When the Boston Celtics are at their best on the defensive end, they’re the best team in the NBA. They’re able to play with the perfect blend of force and discipline; they show bodies in all of the important help positions, they fly out to shooters on closeouts, and they communicate and rotate and zone up effectively on the weak side, all while not falling for pump fakes and foul-baiting techniques.
The problem is that up until Game 4 against the Heat – in other words, through two and a half playoff series – the C’s were unable to achieve that level of defensive connectivity and togetherness. In fact, they couldn’t even come close.
The difference between what Boston looks like when they’re playing poorly on defense (how they looked for the majority of the ATL and PHI series) and what they looked like in Game 5 is perhaps the most baffling disparity in the league. No other team has such an egregious drop off between their best effort and their worst. Just look at Game 3 and then look at Game 5 of the current series – it’s tough to fathom that those efforts came from the same team.
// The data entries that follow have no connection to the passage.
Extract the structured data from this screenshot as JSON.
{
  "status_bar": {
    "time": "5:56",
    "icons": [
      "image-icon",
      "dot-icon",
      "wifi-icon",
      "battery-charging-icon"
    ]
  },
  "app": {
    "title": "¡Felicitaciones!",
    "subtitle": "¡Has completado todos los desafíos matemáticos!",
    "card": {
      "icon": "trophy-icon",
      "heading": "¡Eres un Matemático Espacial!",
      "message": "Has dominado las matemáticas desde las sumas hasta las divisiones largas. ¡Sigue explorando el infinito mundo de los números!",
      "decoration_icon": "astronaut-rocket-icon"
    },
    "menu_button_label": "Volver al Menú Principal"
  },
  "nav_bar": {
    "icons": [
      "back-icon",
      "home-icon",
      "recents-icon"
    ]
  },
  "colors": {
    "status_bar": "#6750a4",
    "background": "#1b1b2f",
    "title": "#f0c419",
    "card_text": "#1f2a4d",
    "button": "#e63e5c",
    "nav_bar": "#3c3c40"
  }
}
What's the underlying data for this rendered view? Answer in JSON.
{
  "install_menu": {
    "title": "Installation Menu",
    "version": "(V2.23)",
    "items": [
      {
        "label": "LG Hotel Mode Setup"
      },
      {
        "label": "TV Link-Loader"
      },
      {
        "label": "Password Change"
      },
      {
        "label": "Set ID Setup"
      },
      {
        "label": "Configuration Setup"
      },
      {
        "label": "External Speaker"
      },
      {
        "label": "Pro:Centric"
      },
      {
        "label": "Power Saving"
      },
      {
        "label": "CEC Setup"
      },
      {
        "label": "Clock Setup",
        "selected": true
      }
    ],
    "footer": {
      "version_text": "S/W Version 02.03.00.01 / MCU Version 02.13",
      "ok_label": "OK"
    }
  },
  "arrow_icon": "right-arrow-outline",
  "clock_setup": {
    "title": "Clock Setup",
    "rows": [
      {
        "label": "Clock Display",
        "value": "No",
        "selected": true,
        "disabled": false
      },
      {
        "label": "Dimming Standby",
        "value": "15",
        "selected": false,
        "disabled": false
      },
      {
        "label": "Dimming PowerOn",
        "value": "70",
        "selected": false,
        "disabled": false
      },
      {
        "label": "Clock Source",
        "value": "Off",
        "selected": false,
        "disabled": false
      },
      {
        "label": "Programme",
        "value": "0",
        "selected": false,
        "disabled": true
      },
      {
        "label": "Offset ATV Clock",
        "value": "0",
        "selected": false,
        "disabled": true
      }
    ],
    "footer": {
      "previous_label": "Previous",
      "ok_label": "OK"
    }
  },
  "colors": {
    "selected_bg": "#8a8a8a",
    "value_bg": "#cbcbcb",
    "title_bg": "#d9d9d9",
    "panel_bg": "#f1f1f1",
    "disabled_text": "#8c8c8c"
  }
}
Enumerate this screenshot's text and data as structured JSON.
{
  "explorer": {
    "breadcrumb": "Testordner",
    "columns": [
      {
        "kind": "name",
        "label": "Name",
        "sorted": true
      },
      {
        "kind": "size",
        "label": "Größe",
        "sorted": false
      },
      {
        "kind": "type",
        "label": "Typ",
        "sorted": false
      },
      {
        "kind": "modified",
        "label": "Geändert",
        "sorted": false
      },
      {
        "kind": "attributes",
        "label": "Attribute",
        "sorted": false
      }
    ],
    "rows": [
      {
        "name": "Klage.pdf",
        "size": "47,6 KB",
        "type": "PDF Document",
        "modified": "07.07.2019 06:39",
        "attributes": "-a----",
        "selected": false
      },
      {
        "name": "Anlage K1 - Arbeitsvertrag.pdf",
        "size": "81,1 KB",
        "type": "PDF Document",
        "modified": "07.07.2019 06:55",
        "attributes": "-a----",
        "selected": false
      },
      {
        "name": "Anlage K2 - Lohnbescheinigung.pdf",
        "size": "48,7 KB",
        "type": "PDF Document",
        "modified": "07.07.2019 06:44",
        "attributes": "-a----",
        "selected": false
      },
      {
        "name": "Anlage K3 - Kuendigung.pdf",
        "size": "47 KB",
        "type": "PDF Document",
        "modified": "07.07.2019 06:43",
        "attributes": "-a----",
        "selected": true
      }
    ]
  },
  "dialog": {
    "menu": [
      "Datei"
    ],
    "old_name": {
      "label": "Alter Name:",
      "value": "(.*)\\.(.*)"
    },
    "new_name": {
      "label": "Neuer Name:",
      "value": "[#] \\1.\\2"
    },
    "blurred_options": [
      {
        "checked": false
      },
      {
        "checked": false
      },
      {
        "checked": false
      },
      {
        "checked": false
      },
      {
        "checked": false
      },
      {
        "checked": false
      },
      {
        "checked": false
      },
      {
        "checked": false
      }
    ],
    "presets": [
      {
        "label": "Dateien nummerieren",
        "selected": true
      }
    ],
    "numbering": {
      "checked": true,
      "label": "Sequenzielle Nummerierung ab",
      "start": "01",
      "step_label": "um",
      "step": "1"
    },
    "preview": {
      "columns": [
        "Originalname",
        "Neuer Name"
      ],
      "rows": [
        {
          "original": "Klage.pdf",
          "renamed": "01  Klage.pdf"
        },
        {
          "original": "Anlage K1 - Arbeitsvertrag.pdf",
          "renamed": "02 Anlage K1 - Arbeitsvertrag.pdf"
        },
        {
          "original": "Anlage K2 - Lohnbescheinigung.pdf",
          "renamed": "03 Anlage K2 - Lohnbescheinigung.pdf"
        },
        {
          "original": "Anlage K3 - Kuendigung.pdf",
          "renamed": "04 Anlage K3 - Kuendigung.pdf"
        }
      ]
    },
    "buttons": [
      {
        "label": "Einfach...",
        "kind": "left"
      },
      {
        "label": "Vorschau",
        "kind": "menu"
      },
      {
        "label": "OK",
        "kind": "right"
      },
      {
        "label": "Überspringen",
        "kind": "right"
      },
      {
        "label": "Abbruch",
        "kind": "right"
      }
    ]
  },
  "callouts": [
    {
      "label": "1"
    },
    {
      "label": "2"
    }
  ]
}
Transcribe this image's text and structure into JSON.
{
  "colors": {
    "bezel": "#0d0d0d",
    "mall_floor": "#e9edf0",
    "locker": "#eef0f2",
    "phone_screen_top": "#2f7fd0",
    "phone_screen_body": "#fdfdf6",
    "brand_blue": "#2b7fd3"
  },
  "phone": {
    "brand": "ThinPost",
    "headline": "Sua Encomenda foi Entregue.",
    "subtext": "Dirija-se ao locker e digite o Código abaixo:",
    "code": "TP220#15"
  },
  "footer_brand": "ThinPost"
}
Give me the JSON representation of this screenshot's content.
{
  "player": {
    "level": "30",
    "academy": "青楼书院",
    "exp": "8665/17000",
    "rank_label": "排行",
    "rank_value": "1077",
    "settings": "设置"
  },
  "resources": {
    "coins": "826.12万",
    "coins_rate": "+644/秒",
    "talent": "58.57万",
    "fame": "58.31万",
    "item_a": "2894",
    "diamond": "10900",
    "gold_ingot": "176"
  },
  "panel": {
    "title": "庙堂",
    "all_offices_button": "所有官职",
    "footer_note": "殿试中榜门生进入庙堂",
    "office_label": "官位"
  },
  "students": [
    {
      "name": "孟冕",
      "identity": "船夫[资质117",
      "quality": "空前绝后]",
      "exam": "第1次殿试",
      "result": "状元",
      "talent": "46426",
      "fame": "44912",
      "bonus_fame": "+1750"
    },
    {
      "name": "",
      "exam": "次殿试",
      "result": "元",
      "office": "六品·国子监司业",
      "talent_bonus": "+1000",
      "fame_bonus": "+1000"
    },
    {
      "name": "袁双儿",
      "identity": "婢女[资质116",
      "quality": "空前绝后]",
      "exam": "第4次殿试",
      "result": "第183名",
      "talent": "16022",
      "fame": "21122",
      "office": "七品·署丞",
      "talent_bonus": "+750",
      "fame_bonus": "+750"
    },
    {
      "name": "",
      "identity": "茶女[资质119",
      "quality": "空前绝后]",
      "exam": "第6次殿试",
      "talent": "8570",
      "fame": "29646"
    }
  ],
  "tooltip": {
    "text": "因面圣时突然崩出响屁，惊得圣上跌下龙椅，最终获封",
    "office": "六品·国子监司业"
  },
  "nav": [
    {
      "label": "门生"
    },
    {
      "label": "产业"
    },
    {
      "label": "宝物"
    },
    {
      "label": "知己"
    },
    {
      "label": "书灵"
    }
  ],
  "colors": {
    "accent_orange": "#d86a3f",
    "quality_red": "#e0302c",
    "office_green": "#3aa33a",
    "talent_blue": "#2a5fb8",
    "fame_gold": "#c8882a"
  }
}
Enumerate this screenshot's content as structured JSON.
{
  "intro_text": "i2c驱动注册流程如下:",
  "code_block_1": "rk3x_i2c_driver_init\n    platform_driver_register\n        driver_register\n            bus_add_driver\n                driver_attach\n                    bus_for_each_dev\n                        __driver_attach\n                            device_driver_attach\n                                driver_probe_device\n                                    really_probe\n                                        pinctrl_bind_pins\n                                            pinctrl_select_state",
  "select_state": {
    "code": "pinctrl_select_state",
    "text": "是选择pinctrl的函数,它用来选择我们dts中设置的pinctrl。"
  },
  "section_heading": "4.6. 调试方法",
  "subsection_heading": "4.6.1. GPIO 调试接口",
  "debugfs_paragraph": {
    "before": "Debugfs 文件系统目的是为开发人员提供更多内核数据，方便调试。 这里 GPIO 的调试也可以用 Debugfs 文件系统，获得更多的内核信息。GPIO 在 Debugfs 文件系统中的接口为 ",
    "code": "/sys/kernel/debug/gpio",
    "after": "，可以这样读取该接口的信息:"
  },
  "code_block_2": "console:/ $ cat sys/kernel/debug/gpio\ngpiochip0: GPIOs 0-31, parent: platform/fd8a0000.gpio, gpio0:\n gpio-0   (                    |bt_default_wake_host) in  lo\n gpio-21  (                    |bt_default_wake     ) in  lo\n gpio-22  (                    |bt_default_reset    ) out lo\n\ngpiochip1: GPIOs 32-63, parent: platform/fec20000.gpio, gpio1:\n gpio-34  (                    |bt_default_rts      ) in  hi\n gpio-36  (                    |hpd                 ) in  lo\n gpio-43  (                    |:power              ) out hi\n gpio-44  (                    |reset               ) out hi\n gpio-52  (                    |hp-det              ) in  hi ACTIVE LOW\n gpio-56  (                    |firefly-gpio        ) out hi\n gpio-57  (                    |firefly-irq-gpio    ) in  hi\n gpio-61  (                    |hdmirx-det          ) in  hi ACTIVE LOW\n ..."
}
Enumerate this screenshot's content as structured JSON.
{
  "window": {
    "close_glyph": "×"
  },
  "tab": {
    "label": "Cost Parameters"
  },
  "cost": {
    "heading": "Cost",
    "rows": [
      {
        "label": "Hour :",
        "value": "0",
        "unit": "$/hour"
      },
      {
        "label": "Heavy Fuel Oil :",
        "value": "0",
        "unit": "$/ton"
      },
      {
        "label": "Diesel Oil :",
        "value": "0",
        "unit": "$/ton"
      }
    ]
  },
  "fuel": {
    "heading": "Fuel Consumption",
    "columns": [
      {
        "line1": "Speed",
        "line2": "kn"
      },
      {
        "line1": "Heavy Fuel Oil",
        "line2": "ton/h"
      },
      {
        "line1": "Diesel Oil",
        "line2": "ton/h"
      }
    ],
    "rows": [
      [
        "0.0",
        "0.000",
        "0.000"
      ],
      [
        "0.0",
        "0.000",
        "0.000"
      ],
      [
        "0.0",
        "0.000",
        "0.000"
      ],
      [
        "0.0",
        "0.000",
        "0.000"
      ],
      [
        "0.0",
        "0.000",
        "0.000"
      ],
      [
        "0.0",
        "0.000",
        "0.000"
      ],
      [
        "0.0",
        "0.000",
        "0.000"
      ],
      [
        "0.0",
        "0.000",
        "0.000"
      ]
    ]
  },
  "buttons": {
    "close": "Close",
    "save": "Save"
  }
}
The Celtics’ level of defensive intensity and force has thus become the litmus test for how invested they are in the game. (Don’t ask me why they can’t be invested in every game. I’ve been trying to figure that out for a couple of years now). And if you had to pick a singular player that is the litmus test for the litmus test – that is, one player whose level of defensive force and vigor could accurately predict the entire team’s intensity and effort level on the defensive end – it would, in my opinion, be Jayson Tatum.
As stark as the deviation between the Celtics’ locked–in defense and their lackadaisical defense is, the difference is even more prominent for Jayson Tatum individually. He can go from looking like a legitimately average NBA defender to a top-5 defensive player in the league; when he’s focused and playing with effort and force, Jayson Tatum is a first team All–Defense.
In Game 5, Jayson showed flashes of his true defensive potential (we’ll get to what peak defensive JT looks like later). He didn’t sustain it for the entire game, but he was a defensive nightmare for Miami to handle at times.
Part of what makes Tatum so impactful defensively is his size and athleticism, and subsequently, his versatility. He’s able to guard every single player on the Heat, because he’s sturdy and tough enough to hang with guys like Bam Adebayo and Cody Zeller but also laterally quick and agile enough to stay with Jimmy Butler and Gabe Vincent.
Here, Deuce’s dad bodies up Adebayo on the baseline and gives him absolutely nothing at the rim. Bam thinks he’s strong enough to shoulder Tatum backwards and sneak up under the left side of the hoop, but Tatum is too strong.
Tatum is able to guard Adebayo – with a nice dig in and help from Marcus Smart and the Grant and Rob Williams’ tandem – in semi-isolation pretty effectively. Even though he gets pushed backwards, Jayson is long enough to get a really solid contest on a lucky bank shot.
As I said earlier, Tatum is also able to defend Jimmy. Not only that, but he’s probably the most preferable Celtics matchup against the star wing.
Here, Jayson gets called for a bogus foul, but you can tell he’s locked in and ready to slide his feet against Butler.
Tatum’s size and athleticism are so effective; just a complete isolation take from Butler, and he can’t find anything on JT. The Celtics need to find more ways to find this defensive matchup (STOP SOFT SWITCHING TATUM OFF OF JIMMY, JOE).
When I think of peak Tatum defensively, I think of Round 1 last season against Brooklyn. His level of commitment to sliding his feet, fighting over screens, and contesting without fouling was unlike anything I’ve seen from him since (except for short, inconsistent flashes during this season’s NBA Playoffs).
Check out a few of these incredible defensive plays from just Game 1 against the Nets. Tatum was as locked in as I’ve seen him, and if he can reach that level against the Heat moving forward, he’ll greatly increase Boston’s chances of continuing their defensive dominance.
More of this, JT!